How DID Lucy Walk?
"Lucy" is the three million year old fossil discovered in the Afar region of Ethiopia in 1974 by Don Johanson. For more than three decades this remarkable find, which has told us so much about out origins, has been the subject of controversy. A forty percent complete skeleton, many of her large bones had been preserved through fossilization and from these, and in particular the femur (thigh bone) and pelvis, we know she stood upright and moved about on two legs and it was claimed she walked in the same manner as humans today: a straight legged stride, knees extended, posture upright. But not everyone agrees.
Other researchers noted some critical bones were missing or shaped slightly differently than the same bones in humans today and from this they concluded Lucy walked with bent knees and her upper body bent forward slightly at the hips.
This argument was not settled but rather prolonged by the discovery, in 1978, of a sixty foot long trail of footprints at Laetoli in Tanzania. These foot prints predated Lucy by almost half a million years and were formed in a most fortuitous way: one day nearly 3.5 million years ago a volcano in what is now Tanzania, in East Africa, was erupting and light ash was falling, like snow, over a wide area. The ash was several inches deep when two individuals (and maybe a third) walked on their two legs through the ash, leaving their footprints in the ash. Birds scampered across the ash also, as did a variety of four legged animals.

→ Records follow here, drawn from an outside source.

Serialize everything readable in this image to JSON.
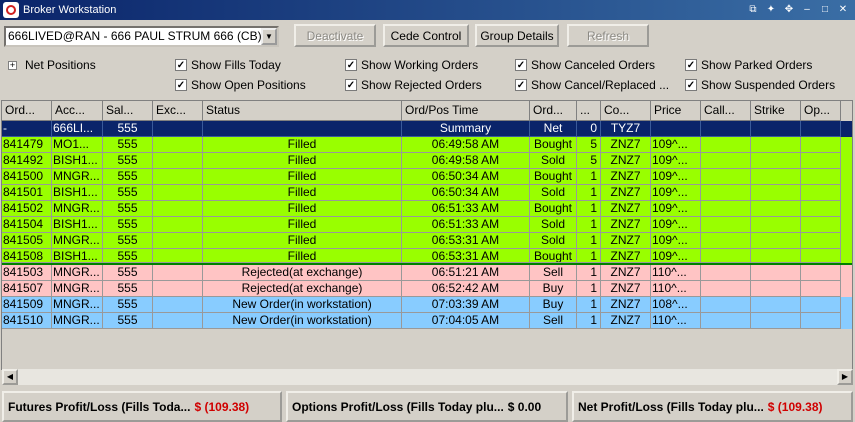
{
  "window": {
    "title": "Broker Workstation"
  },
  "toolbar": {
    "account_select": "666LIVED@RAN - 666 PAUL STRUM 666 (CB)",
    "deactivate": "Deactivate",
    "cede_control": "Cede Control",
    "group_details": "Group Details",
    "refresh": "Refresh"
  },
  "options": {
    "net_positions": "Net Positions",
    "show_fills_today": "Show Fills Today",
    "show_open_positions": "Show Open Positions",
    "show_working_orders": "Show Working Orders",
    "show_rejected_orders": "Show Rejected Orders",
    "show_canceled_orders": "Show Canceled Orders",
    "show_cancel_replaced": "Show Cancel/Replaced ...",
    "show_parked_orders": "Show Parked Orders",
    "show_suspended_orders": "Show Suspended Orders"
  },
  "columns": [
    "Ord...",
    "Acc...",
    "Sal...",
    "Exc...",
    "Status",
    "Ord/Pos Time",
    "Ord...",
    "...",
    "Co...",
    "Price",
    "Call...",
    "Strike",
    "Op..."
  ],
  "rows": [
    {
      "type": "summary",
      "cells": [
        "-",
        "666LI...",
        "555",
        "",
        "",
        "Summary",
        "Net",
        "0",
        "TYZ7",
        "",
        "",
        "",
        ""
      ]
    },
    {
      "type": "filled",
      "cells": [
        "841479",
        "MO1...",
        "555",
        "",
        "Filled",
        "06:49:58 AM",
        "Bought",
        "5",
        "ZNZ7",
        "109^...",
        "",
        "",
        ""
      ]
    },
    {
      "type": "filled",
      "cells": [
        "841492",
        "BISH1...",
        "555",
        "",
        "Filled",
        "06:49:58 AM",
        "Sold",
        "5",
        "ZNZ7",
        "109^...",
        "",
        "",
        ""
      ]
    },
    {
      "type": "filled",
      "cells": [
        "841500",
        "MNGR...",
        "555",
        "",
        "Filled",
        "06:50:34 AM",
        "Bought",
        "1",
        "ZNZ7",
        "109^...",
        "",
        "",
        ""
      ]
    },
    {
      "type": "filled",
      "cells": [
        "841501",
        "BISH1...",
        "555",
        "",
        "Filled",
        "06:50:34 AM",
        "Sold",
        "1",
        "ZNZ7",
        "109^...",
        "",
        "",
        ""
      ]
    },
    {
      "type": "filled",
      "cells": [
        "841502",
        "MNGR...",
        "555",
        "",
        "Filled",
        "06:51:33 AM",
        "Bought",
        "1",
        "ZNZ7",
        "109^...",
        "",
        "",
        ""
      ]
    },
    {
      "type": "filled",
      "cells": [
        "841504",
        "BISH1...",
        "555",
        "",
        "Filled",
        "06:51:33 AM",
        "Sold",
        "1",
        "ZNZ7",
        "109^...",
        "",
        "",
        ""
      ]
    },
    {
      "type": "filled",
      "cells": [
        "841505",
        "MNGR...",
        "555",
        "",
        "Filled",
        "06:53:31 AM",
        "Sold",
        "1",
        "ZNZ7",
        "109^...",
        "",
        "",
        ""
      ]
    },
    {
      "type": "filled",
      "cells": [
        "841508",
        "BISH1...",
        "555",
        "",
        "Filled",
        "06:53:31 AM",
        "Bought",
        "1",
        "ZNZ7",
        "109^...",
        "",
        "",
        ""
      ]
    },
    {
      "type": "rejected",
      "cells": [
        "841503",
        "MNGR...",
        "555",
        "",
        "Rejected(at exchange)",
        "06:51:21 AM",
        "Sell",
        "1",
        "ZNZ7",
        "110^...",
        "",
        "",
        ""
      ]
    },
    {
      "type": "rejected",
      "cells": [
        "841507",
        "MNGR...",
        "555",
        "",
        "Rejected(at exchange)",
        "06:52:42 AM",
        "Buy",
        "1",
        "ZNZ7",
        "110^...",
        "",
        "",
        ""
      ]
    },
    {
      "type": "neworder",
      "cells": [
        "841509",
        "MNGR...",
        "555",
        "",
        "New Order(in workstation)",
        "07:03:39 AM",
        "Buy",
        "1",
        "ZNZ7",
        "108^...",
        "",
        "",
        ""
      ]
    },
    {
      "type": "neworder",
      "cells": [
        "841510",
        "MNGR...",
        "555",
        "",
        "New Order(in workstation)",
        "07:04:05 AM",
        "Sell",
        "1",
        "ZNZ7",
        "110^...",
        "",
        "",
        ""
      ]
    }
  ],
  "status": {
    "futures_label": "Futures Profit/Loss (Fills Toda...",
    "futures_value": "$ (109.38)",
    "options_label": "Options Profit/Loss (Fills Today plu...",
    "options_value": "$ 0.00",
    "net_label": "Net Profit/Loss (Fills Today plu...",
    "net_value": "$ (109.38)"
  },
  "colors": {
    "filled": "#99ff00",
    "rejected": "#ffc4c4",
    "new_order": "#88ccff",
    "summary": "#0a246a",
    "loss": "#d00000"
  },
  "icons": [
    "app-icon",
    "restore-icon",
    "pin-icon",
    "move-icon",
    "minimize-icon",
    "maximize-icon",
    "close-icon"
  ]
}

A very light rain was falling at the time, so the ash was the consistency of moist sand or mud. Foot impressions were left in the ash, which soon set up like concrete and hardened, preserving the footprints. Millions of years of sediments covered the area of the ash fall until uncovered in 1978 by a team led by Mary Leakey. The footprints of interest to us were clearly distinguishable from those of the birds and the four legged animals, and proved there were animals walking upright on two legs nearly half a million years before Lucy.
Some scientists claimed the foot prints were almost indistinguishable from those of modern humans, leaving clear impressions of heel and toe, and thus proving Lucy (and the fellow members of her species, Australopithecus afarensis) walked then as we do today. Others asserted the prints were indistinct and did not establish the characteristics of a fully extended stride, a deep heel strike and a nearly as deep (as when impressed on wet sand or moistened volcanic ash) "toe off", the impression left by the ball of the foot and toes when one, while walking, pushes off and shifts weight to the other leg.

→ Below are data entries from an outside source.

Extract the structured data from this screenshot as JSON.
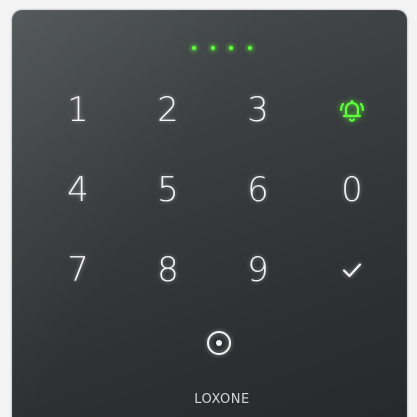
{
  "keypad": {
    "row1": [
      "1",
      "2",
      "3"
    ],
    "row2": [
      "4",
      "5",
      "6",
      "0"
    ],
    "row3": [
      "7",
      "8",
      "9"
    ]
  },
  "icons": {
    "bell": "bell-icon",
    "check": "checkmark-icon",
    "nfc": "nfc-reader-icon"
  },
  "status": {
    "pin_entered_dots": 4
  },
  "brand": {
    "name": "LOXONE"
  },
  "colors": {
    "accent_green": "#5cff3a",
    "key_text": "#f4f4f4",
    "device_body": "#35393b"
  }
}
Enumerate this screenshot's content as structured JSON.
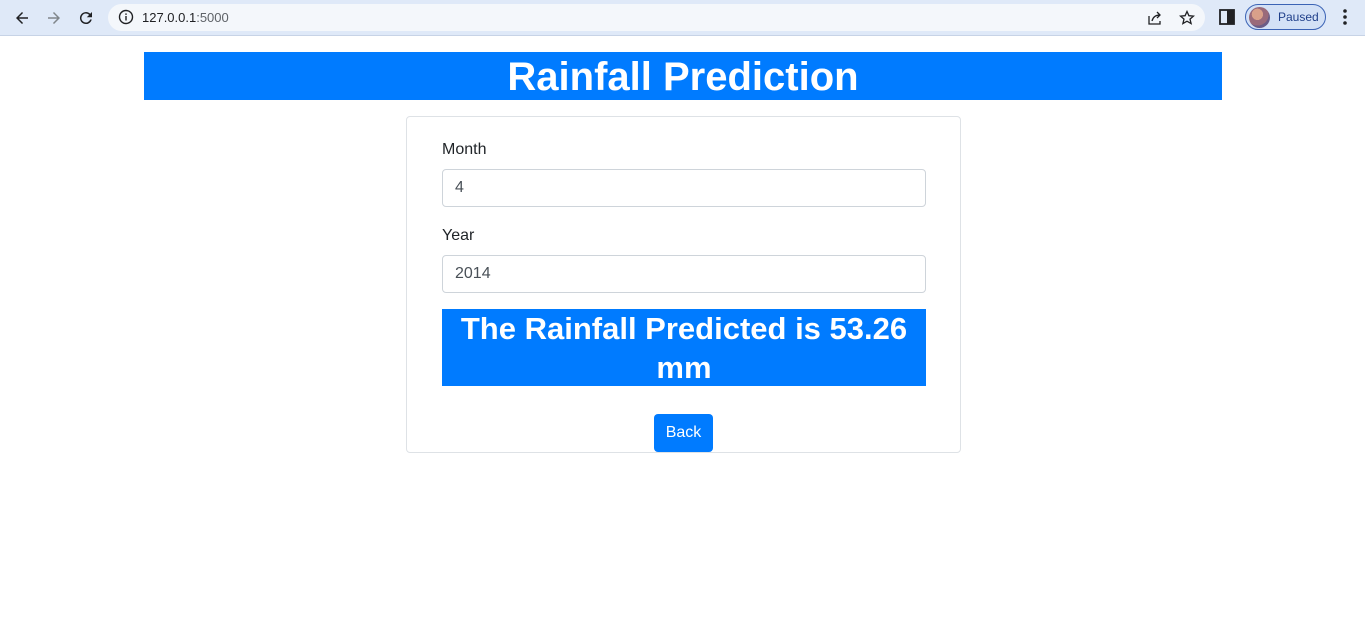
{
  "browser": {
    "url_host": "127.0.0.1",
    "url_port": ":5000",
    "profile_status": "Paused"
  },
  "page": {
    "title": "Rainfall Prediction",
    "form": {
      "month_label": "Month",
      "month_value": "4",
      "year_label": "Year",
      "year_value": "2014"
    },
    "result_text": "The Rainfall Predicted is 53.26 mm",
    "back_label": "Back"
  },
  "colors": {
    "primary": "#007bff",
    "toolbar_bg": "#dfe9f8"
  }
}
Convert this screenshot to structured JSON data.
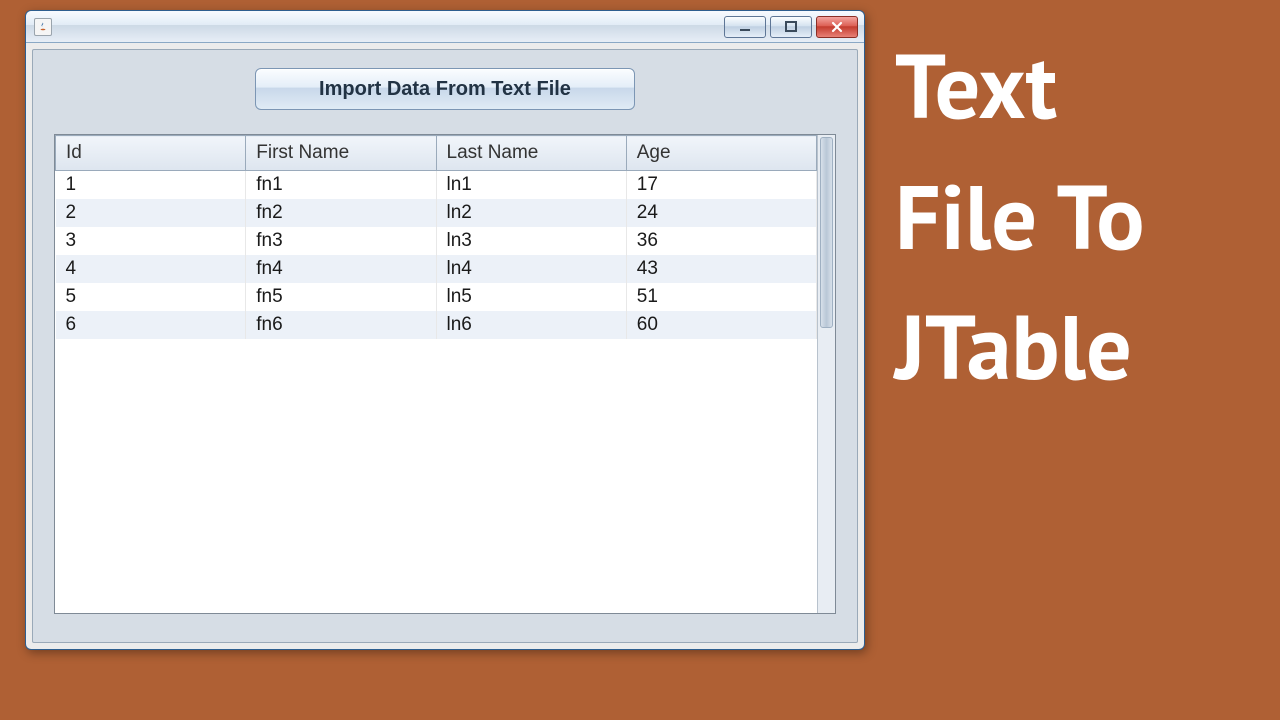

In the meantime, older fossils (but not as complete as Lucy) have been found, with strong indications they walked upright and were not quadrupeds, knuckle walking as do our closest relatives, gorillas and chimps. But HOW Lucy walked then, fully upright and legs extended, or slightly stooped and bent at the knee, is still an open question, awaiting more evidence.